The Cardinal Rules of Good Listening
Updated: Mar 19, 2019
Asking the right questions and listening are a great beginning for effective communications. Let’s begin with some cardinal rules of good listening:
Maintain a comfortable physical distance
Be involved, but not too intense
Don’t let your body language impact the free flow of info
Self-disclose, but not too much. Too soon
“Listen” with all of your sense.
Create an environment for great conversations: Consider where and when your conversations should take place, and who else, if anyone should be present. If the conversation is important, don’t leave the setting to chance.
Prepare questions” productive conversation is stimulated by good questions to keep the conversation moving and information flowing your way. Questions that call for information about the three most predictive traits-compassion, socioeconomic background, and satisfaction with life-can be a good place to begin.

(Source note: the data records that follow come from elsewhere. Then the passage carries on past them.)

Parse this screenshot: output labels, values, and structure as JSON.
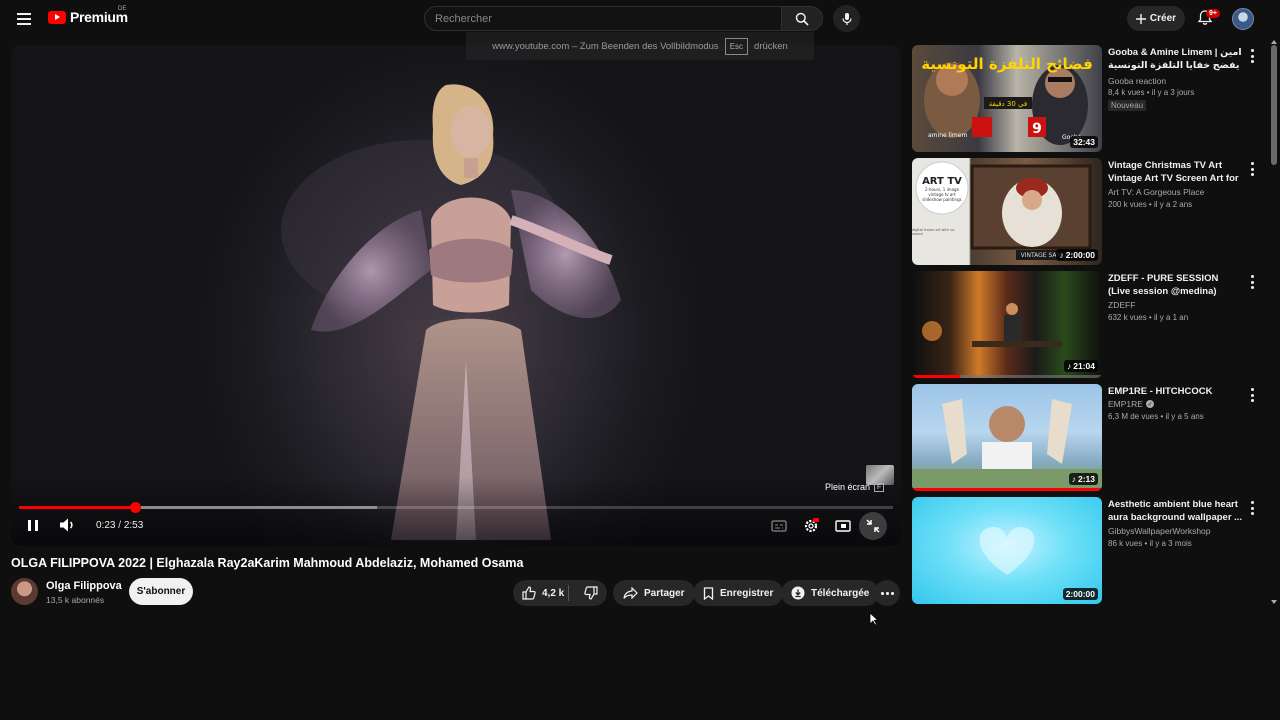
{
  "header": {
    "logo_text": "Premium",
    "logo_region": "DE",
    "search_placeholder": "Rechercher",
    "create_label": "Créer",
    "notification_count": "9+"
  },
  "fullscreen_hint": {
    "prefix": "www.youtube.com – Zum Beenden des Vollbildmodus",
    "key": "Esc",
    "suffix": "drücken"
  },
  "player": {
    "current_time": "0:23",
    "duration": "2:53",
    "progress_fraction": 0.133,
    "buffered_fraction": 0.41,
    "fullscreen_tooltip": "Plein écran",
    "fullscreen_key": "F"
  },
  "video": {
    "title": "OLGA FILIPPOVA 2022 | Elghazala Ray2aKarim Mahmoud Abdelaziz, Mohamed Osama",
    "channel": "Olga Filippova",
    "subscribers": "13,5 k abonnés",
    "subscribe_label": "S'abonner",
    "likes": "4,2 k",
    "share_label": "Partager",
    "save_label": "Enregistrer",
    "download_label": "Téléchargée"
  },
  "recommendations": [
    {
      "title": "Gooba & Amine Limem | امين يفضح خفايا التلفزة التونسية 😨",
      "channel": "Gooba reaction",
      "verified": false,
      "meta": "8,4 k vues • il y a 3 jours",
      "badge": "Nouveau",
      "duration": "32:43",
      "music_icon": false,
      "watched_fraction": 0
    },
    {
      "title": "Vintage Christmas TV Art Vintage Art TV Screen Art for ...",
      "channel": "Art TV: A Gorgeous Place",
      "verified": false,
      "meta": "200 k vues • il y a 2 ans",
      "badge": "",
      "duration": "2:00:00",
      "music_icon": true,
      "watched_fraction": 0
    },
    {
      "title": "ZDEFF - PURE SESSION (Live session @medina)",
      "channel": "ZDEFF",
      "verified": false,
      "meta": "632 k vues • il y a 1 an",
      "badge": "",
      "duration": "21:04",
      "music_icon": true,
      "watched_fraction": 0.25
    },
    {
      "title": "EMP1RE - HITCHCOCK",
      "channel": "EMP1RE",
      "verified": true,
      "meta": "6,3 M de vues • il y a 5 ans",
      "badge": "",
      "duration": "2:13",
      "music_icon": true,
      "watched_fraction": 1
    },
    {
      "title": "Aesthetic ambient blue heart aura background wallpaper ...",
      "channel": "GibbysWallpaperWorkshop",
      "verified": false,
      "meta": "86 k vues • il y a 3 mois",
      "badge": "",
      "duration": "2:00:00",
      "music_icon": false,
      "watched_fraction": 0
    }
  ],
  "thumb_text": {
    "t1_arabic": "فضائح التلفزة التونسية",
    "t1_sub": "في 30 دقيقة",
    "t1_left_name": "amine limem",
    "t1_right_name": "Gooba",
    "t2_title": "ART TV",
    "t2_sub": "2-hours, 1 image vintage tv art slideshow paintings",
    "t2_bottom": "VINTAGE SANTA TV ART",
    "t2_note": "digital frame art with no sound"
  },
  "colors": {
    "accent_red": "#ff0000",
    "bg": "#0f0f0f",
    "pill_bg": "#272727"
  }
}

Active listening is turning up your sensitivity to substance and ton so that you absorb the meaning of what a person has said. It also means giving people time to fully express themselves without interruption. Don’t just allow them to finish, leave a little space, a pause, before you dive in. Also, at the end of a conversation, provide an opportunity for the person to say something else before you say good-be. Suggestion-at the end of a phone call or conversation ask, “Is there anything else we need to talk about?”
Be 100% in the moment. You do not fool people if you do other things while you are supposed to be listening. Moreover, multi-tasking when you’re supposed to be listening usually prolongs the conversation, so it isn’t even efficient.